These days, occurrences of mass deaths such as the one in Mar Menor are rather isolated incidents in Europe. The EU Water Framework Directive, adopted in 2000, along with a number of other water policies, sets out a framework for water monitoring and protection mechanisms across the Member States with the aim of preventing the pollution and deterioration of water bodies, and achieving their “good status.”

Yet, despite this ambitious legislation, across the EU, “26 % of groundwater bodies are yet to achieve ‘good chemical status’, and around 60 % of surface waters (rivers, lakes, and transitional and coastal waters) are not in good chemical and ecological status,” according to the 2018 data of the European Environmental Agency. Agriculture. Agriculture remains one of the main pressures on water bodies.

From the beaches in Brittany, France, to the groundwater of Aragon, Spain; from the fertile plains of the Netherlands to the prosecco hills in Italy, we have looked into how progressive EU water protection policies get watered down through limited monitoring and data collection; how the industry has managed to postpone important environmental texts using gaps in scientific knowledge, and how water pollution has impacted the lives of communities and aquatic environments throughout Europe.

The Timeline of the EU Water Policy

– 1991
Urban Waste Water Directive

The directive aims to protect the water environment from the adverse effects of discharges of urban wastewater, and certain industrial discharges.

– 1991
Nitrates Directive

The directive aims to reduce water pollution caused by nitrate from agricultural sources, and to promote the use of good farming practices.

– 1998
The Drinking Water Directive

The Directive sets standards for the water intended for human consumption, and aims to prevent adverse effects of contamination. The revised directive was adopted in December 2020, and it features more stringent water quality standards, tackles new emerging pollutants, and measures to ensure better access to water.

– 2000
The Water Framework Directive

The Directive aims to protect surface waters and groundwater, and to achieve a good qualitative and quantitative status of all water bodies by a set deadline. The Directive was revisited in 2019, and deemed fit for purpose, but with room for improvement. The conclusion of the revision was that the Directive achieved mitigated success.

– 2006
The revised Bathing Water Directive

The 2006 directive, replacing the previous one from 1976, applies to surface waters that can be used for bathing, and defines the minimum quality criteria to be met. It limits the level of pollutants and defines the monitoring parameters such as minimum sampling frequency and method of analysis.

– 2006
The Groundwater Directive
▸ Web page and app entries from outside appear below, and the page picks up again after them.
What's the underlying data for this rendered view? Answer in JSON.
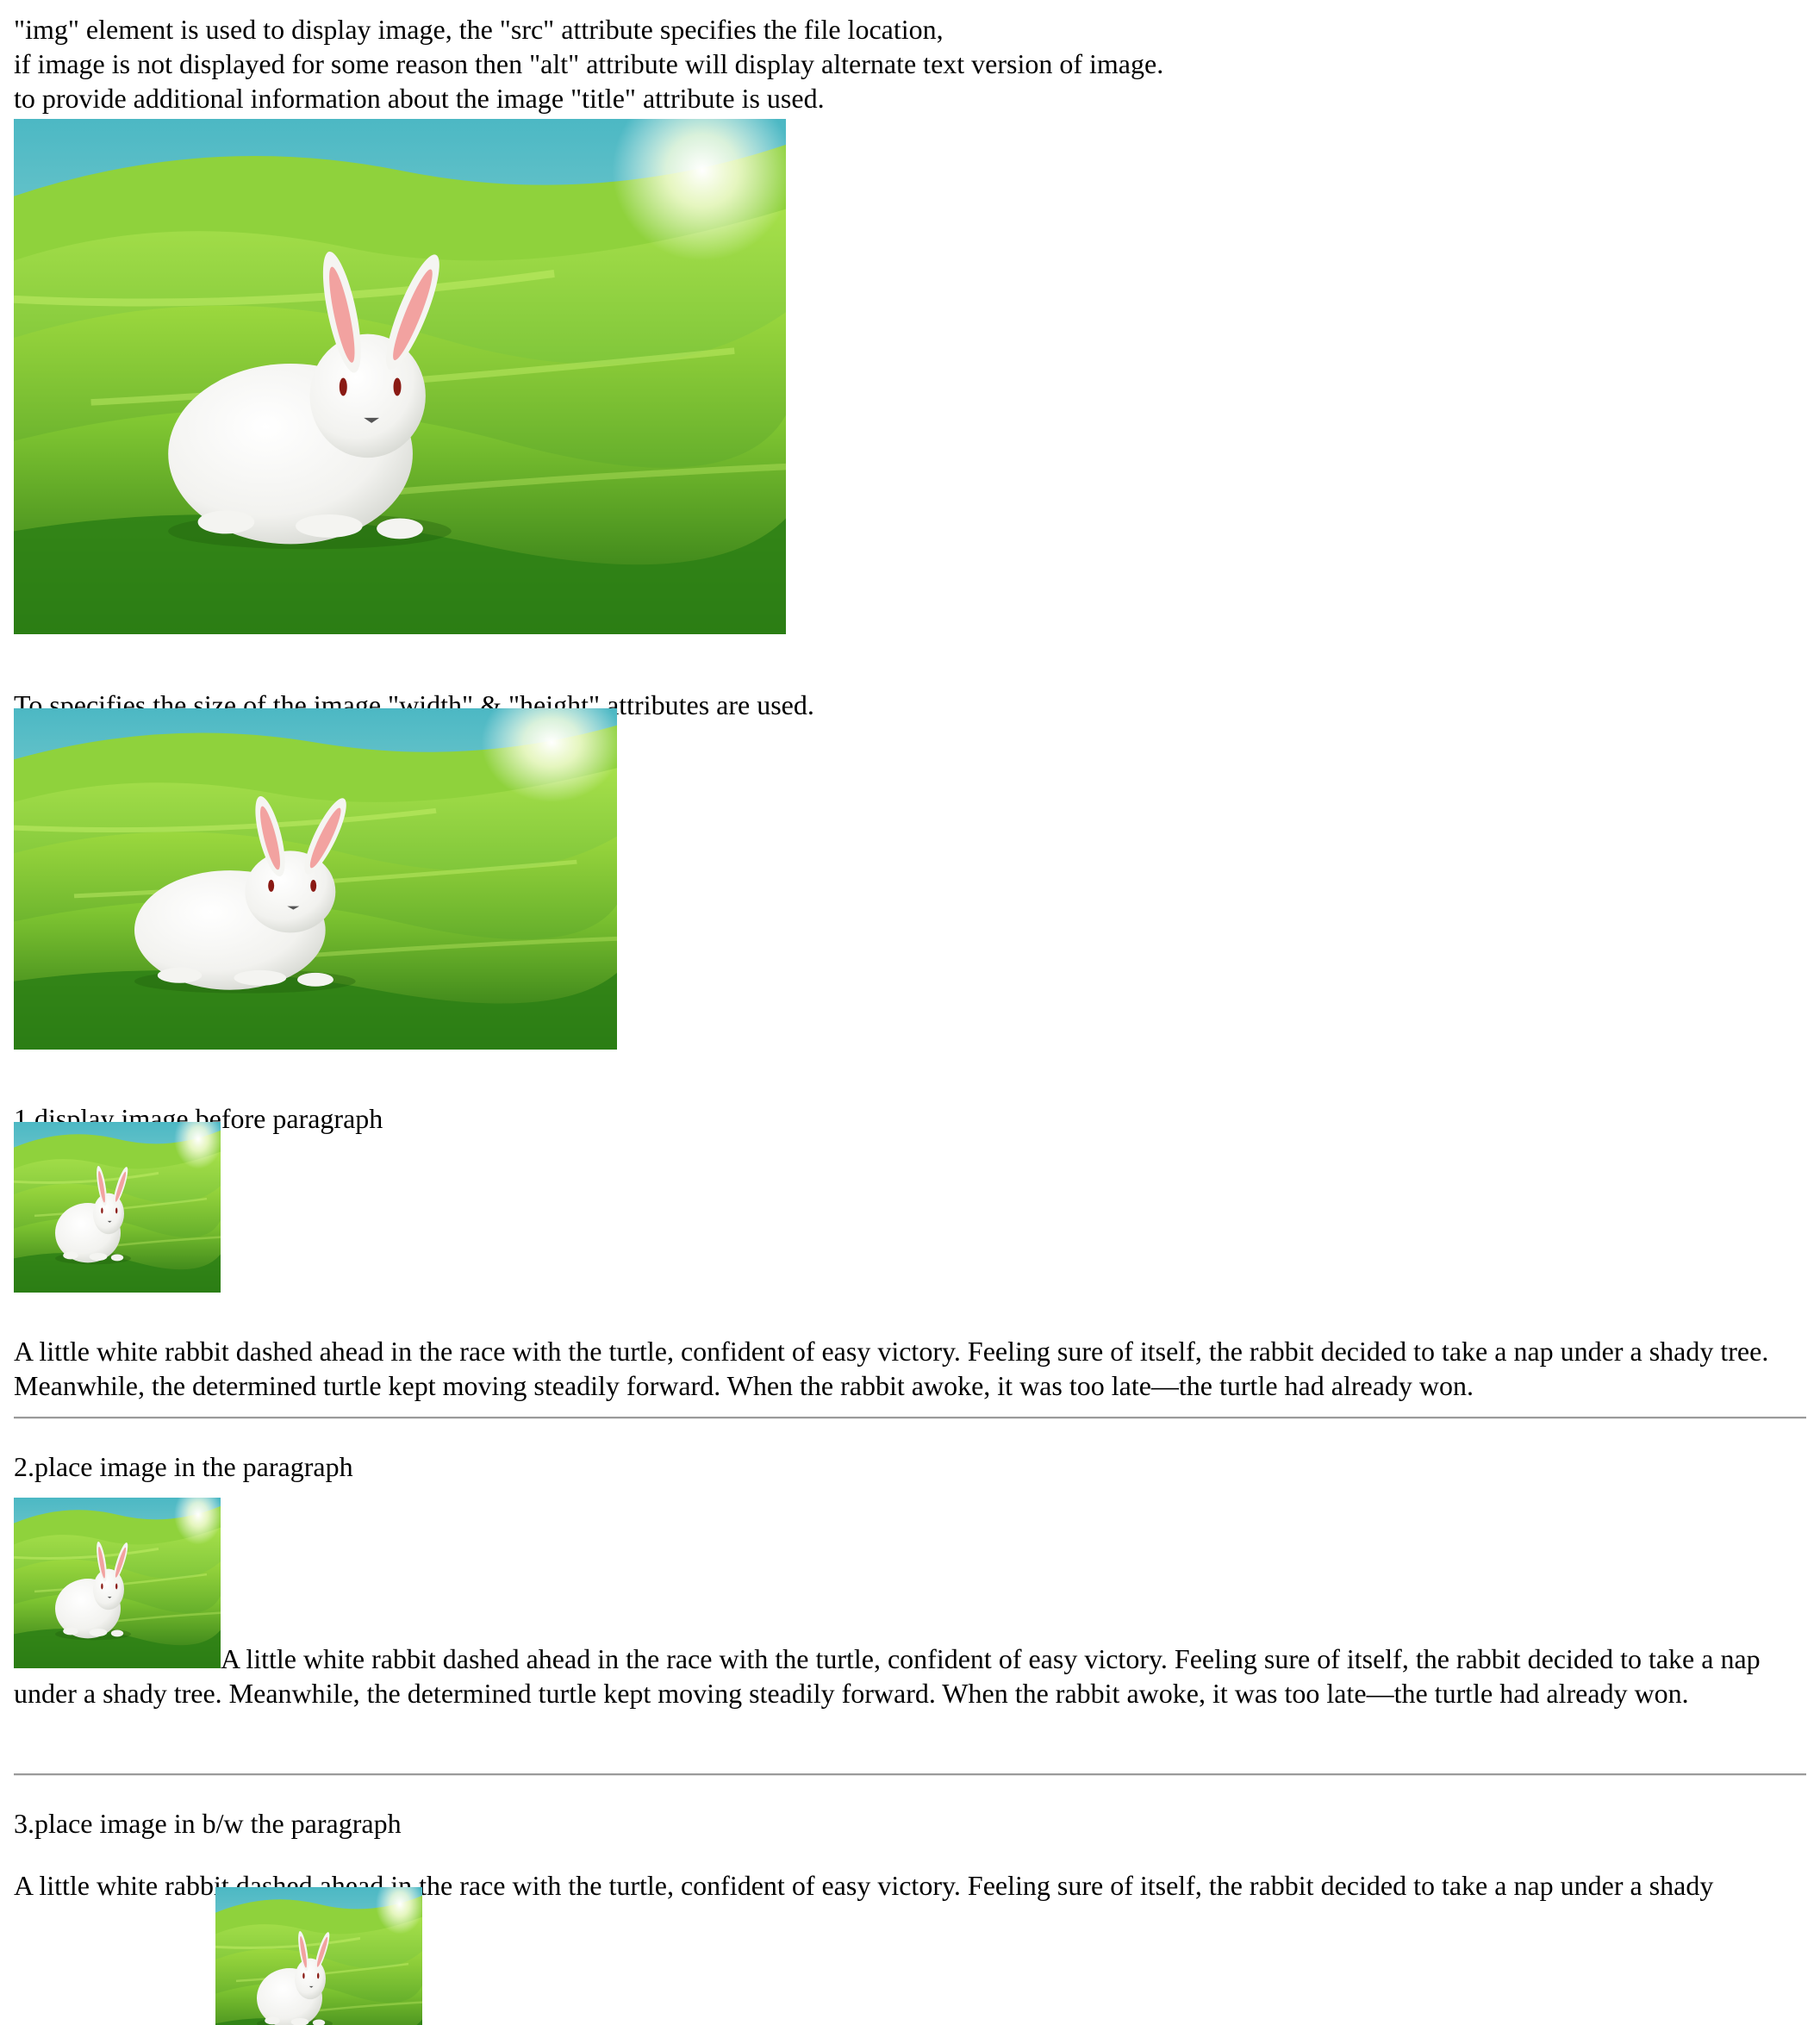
{
  "intro": {
    "line1": "\"img\" element is used to display image, the \"src\" attribute specifies the file location,",
    "line2": "if image is not displayed for some reason then \"alt\" attribute will display alternate text version of image.",
    "line3": "to provide additional information about the image \"title\" attribute is used."
  },
  "size_note": "To specifies the size of the image \"width\" & \"height\" attributes are used.",
  "sections": [
    {
      "heading": "1.display image before paragraph"
    },
    {
      "heading": "2.place image in the paragraph"
    },
    {
      "heading": "3.place image in b/w the paragraph"
    }
  ],
  "story": "A little white rabbit dashed ahead in the race with the turtle, confident of easy victory. Feeling sure of itself, the rabbit decided to take a nap under a shady tree. Meanwhile, the determined turtle kept moving steadily forward. When the rabbit awoke, it was too late—the turtle had already won.",
  "story_fragment": "A little white rabbit dashed ahead in the race with the turtle, confident of easy victory. Feeling sure of itself, the rabbit decided to take a nap under a shady",
  "colors": {
    "grass_light": "#8ed33a",
    "grass_dark": "#2f8a1a",
    "sky": "#bfe6f2",
    "rabbit": "#f7f7f5",
    "ear_inner": "#f2a2a0",
    "rule": "#9a9a9a"
  }
}
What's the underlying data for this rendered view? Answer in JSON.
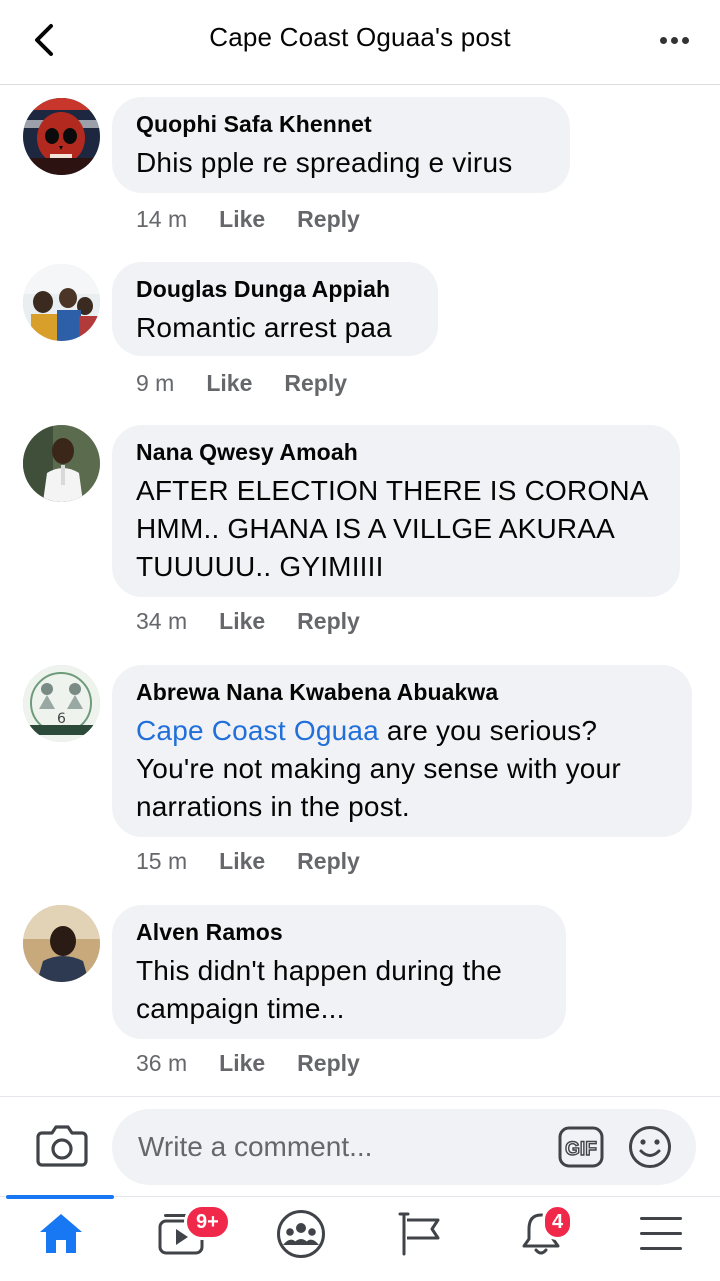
{
  "header": {
    "title": "Cape Coast Oguaa's post"
  },
  "comments": [
    {
      "author": "Quophi Safa Khennet",
      "text": "Dhis pple re spreading e virus",
      "time": "14 m",
      "like": "Like",
      "reply": "Reply"
    },
    {
      "author": "Douglas Dunga Appiah",
      "text": "Romantic arrest paa",
      "time": "9 m",
      "like": "Like",
      "reply": "Reply"
    },
    {
      "author": "Nana Qwesy Amoah",
      "text_lines": [
        "AFTER ELECTION THERE IS CORONA",
        "HMM.. GHANA IS A VILLGE AKURAA",
        "TUUUUU.. GYIMIIII"
      ],
      "time": "34 m",
      "like": "Like",
      "reply": "Reply"
    },
    {
      "author": "Abrewa Nana Kwabena Abuakwa",
      "mention": "Cape Coast Oguaa",
      "text_after_mention": " are you serious?",
      "text_lines": [
        "You're not making any sense with your",
        "narrations in the post."
      ],
      "time": "15 m",
      "like": "Like",
      "reply": "Reply"
    },
    {
      "author": "Alven Ramos",
      "text_lines": [
        "This didn't happen during the",
        "campaign time..."
      ],
      "time": "36 m",
      "like": "Like",
      "reply": "Reply"
    }
  ],
  "composer": {
    "placeholder": "Write a comment...",
    "gif_label": "GIF"
  },
  "nav": {
    "video_badge": "9+",
    "notifications_badge": "4",
    "accent": "#1877f2",
    "badge_color": "#f02849"
  }
}
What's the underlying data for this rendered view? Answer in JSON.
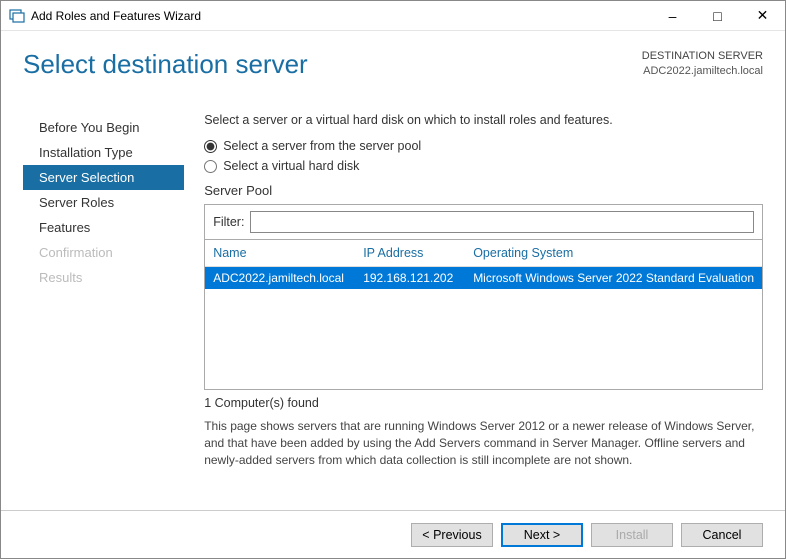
{
  "window": {
    "title": "Add Roles and Features Wizard"
  },
  "header": {
    "page_title": "Select destination server",
    "dest_label": "DESTINATION SERVER",
    "dest_value": "ADC2022.jamiltech.local"
  },
  "sidebar": {
    "items": [
      {
        "label": "Before You Begin",
        "state": "normal"
      },
      {
        "label": "Installation Type",
        "state": "normal"
      },
      {
        "label": "Server Selection",
        "state": "active"
      },
      {
        "label": "Server Roles",
        "state": "normal"
      },
      {
        "label": "Features",
        "state": "normal"
      },
      {
        "label": "Confirmation",
        "state": "disabled"
      },
      {
        "label": "Results",
        "state": "disabled"
      }
    ]
  },
  "main": {
    "instruction": "Select a server or a virtual hard disk on which to install roles and features.",
    "radio1": "Select a server from the server pool",
    "radio2": "Select a virtual hard disk",
    "pool_label": "Server Pool",
    "filter_label": "Filter:",
    "filter_value": "",
    "columns": {
      "name": "Name",
      "ip": "IP Address",
      "os": "Operating System"
    },
    "rows": [
      {
        "name": "ADC2022.jamiltech.local",
        "ip": "192.168.121.202",
        "os": "Microsoft Windows Server 2022 Standard Evaluation"
      }
    ],
    "count_text": "1 Computer(s) found",
    "hint": "This page shows servers that are running Windows Server 2012 or a newer release of Windows Server, and that have been added by using the Add Servers command in Server Manager. Offline servers and newly-added servers from which data collection is still incomplete are not shown."
  },
  "footer": {
    "previous": "< Previous",
    "next": "Next >",
    "install": "Install",
    "cancel": "Cancel"
  }
}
The directive is designed to prevent and combat groundwater pollution and deterioration in the EU; it assesses the chemical status of groundwater and seeks to reduce levels of pollutants.

– 2007
The Directive on Flood risk management

This directive aims to reduce the risk of floods by mapping out the areas prone to floods. and drawing up flood management plans.

– 2008
The Directive on the Strategy for the Marine Environment

The directive seeks to protect and conserve the marine environment from pressures and damaging human activities.

– 2008
The Directive on Environmental Quality Standards

The Directive sets out environmental quality standards (EQSs) for the presence of certain substances (identified as priority pollutants because hazardous for the aquatic environment) in surface waters.

– 2010
The Industrial Emissions Directive

The directive regulates pollutant emissions from industrial installations into the air, water and land, and seeks to prevent the generation of waste.

A waterway in Italy.
Credit: Marian Croitoru/Pexels

What have we learned?

What you don’t measure can’t hurt you:

Many scientists and environmentalists point out that we (probably) underestimate the levels of water pollution, and its effects on acquatic organisms and systems due to insufficient data and the current methods of testing;

Accountability is lacking:

The “polluter pays” principle is hard to apply when it comes to the agricultural pollution of water, and the current legislation lacks efficient reinforcement mechanisms;

Change is slow:

Current system of subsidies and agricultural policies keeps the farmers “locked in” the existing system of production.